I started off at about 122 pounds and quickly dropped down to about 116 in the matter of a few short weeks. Then, I was stuck at 116 for a few weeks, but suddenly my weight plummeted down to 110 rather quickly. I had not changed my diet or exercise so I was highly surprised by this sudden drop.

Toward the end of prep, I was pretty exhausted and run down. I had no energy to do much of anything besides workout and cook food. I also had a week where I was just so depleted and “depressed”. I was just sad. I could not cheer up for the life of me. Nothing was exciting or fun or interesting.

I was feeling this way towards the last 3 weeks of the prep, but I did not want to stop because I had already ordered my suit and bought new heels and the whole nine yards. Looking back, I probably should have just stopped prepping and focus more on the pressing health issues at hand, but I did not want to be a “quitter”.

What also made things even more difficult to back out of the competition was that a huge group of people from my gym were coming to watch the show and cheer us all on. I knew I would feel guilty or like a loser if I just quit with only three weeks left of the 14 week prep.

So, I pushed through and some how made it through the last 3 weeks. Competition day came, I did fairly well. I placed 4th in my division. When it was all over, I looked at my little plastic trophy and all I could think was “wow, this totally was not worth it at all”. All of the social events I gave up, all of the pain I pushed myself through, all of the dieting I did, all of the cardio and weight lifting and days of complete depletion — and all for what? Some recognition by random judges? All to say, “I did it!, I competed and placed!” . All to say I was able to push myself to my lowest weight yet? To be able to write on my instagram, “qualified npc bikini competitor!” ?

I understand that people love competing, and I am not knocking or belittling anyone who competes. It’s a great thing to have goals and to accomplish those goals.

However, for me, I found competing to be unfulfilling and disappointing.

And the darker side:

3 weeks post competition, and I am at my lowest weight ever. I am 106 pounds and the body fat machine at the gym won’t even register my percentage. It says “error”.

This is extremely unhealthy, especially for the female body. We need fat to function, reproduce, protect our organs, conserve body heat, and much more! I’ve cut back immensely on my workouts. I’ve upped my caloric intake, but I just continue to drop.

I have noticed some disordered tendencies in my eating too. Without meaning to, I pick diet foods. I still count what I eat and weigh and measure. I try a bit of some food, decide it’s not worth the calories, and throw it out. I am really struggling to just let myself go and eat whatever. It’s hard to get out of the “prep mentality”.

I am making huge strides to change my mentality, because at this point, it’s affecting my long-term health.
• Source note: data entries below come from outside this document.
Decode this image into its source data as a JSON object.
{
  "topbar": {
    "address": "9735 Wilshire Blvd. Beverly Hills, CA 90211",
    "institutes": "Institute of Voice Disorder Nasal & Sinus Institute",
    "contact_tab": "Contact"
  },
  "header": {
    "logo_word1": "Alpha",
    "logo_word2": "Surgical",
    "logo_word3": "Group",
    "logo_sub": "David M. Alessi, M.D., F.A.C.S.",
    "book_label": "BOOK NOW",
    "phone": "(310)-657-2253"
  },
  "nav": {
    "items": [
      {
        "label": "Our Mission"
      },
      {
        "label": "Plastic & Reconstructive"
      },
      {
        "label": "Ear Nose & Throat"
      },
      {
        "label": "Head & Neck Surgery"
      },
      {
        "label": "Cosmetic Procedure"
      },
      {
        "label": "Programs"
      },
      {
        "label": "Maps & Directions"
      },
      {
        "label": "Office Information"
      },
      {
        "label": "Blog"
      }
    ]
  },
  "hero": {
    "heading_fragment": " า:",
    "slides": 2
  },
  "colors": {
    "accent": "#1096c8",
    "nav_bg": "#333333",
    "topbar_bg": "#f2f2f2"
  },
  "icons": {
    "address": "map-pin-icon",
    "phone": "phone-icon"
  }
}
Low levels of body fat and hormone levels lead to osteoporosis later in life. I do not want to be hunched over and immobile later in life. I do not want to become permanently infertile. I want the option to be able to have children in the future. I do not want my long-term health to suffer for short-term bodily aesthetics.

So, I am working out less! I’m following an online program to cut back my workouts. I am slowly ratcheting down the length of my workouts.

I am allowing myself to indulge more.

I am probably going to start minnie maud protocols to restore my health.

I am making myself go out to eat at least twice per week to places I would have forbidden in the past.

I am challenging myself to eat “bad” foods.

I am filling my mind with positive and uplifting information.

I am reading my Bible and remembering that only God can judge me. It is a great reminder that we are more than our bodies, that our souls are what matter. Nourishing your soul can make all the difference.

Competing has really brought out a super perfectionist side of myself, a side of myself that I do not like. It is so unhealthy. I’ve never had such disordered thoughts before. All I can do is hold myself accountable to changing and setting a good example for everyone else thinking of competing or struggling with getting back to “normal” post competition.

There are so many bigger and better things I’d rather put my resources towards than worrying about what to eat or how my body looks. I have big goals in life that I plan on accomplishing, and I will not allow this small bump in the road to hold me back from my full potential.

Has anyone else experienced this? Please leave tips/advice/stories below!

God Bless!

Danielle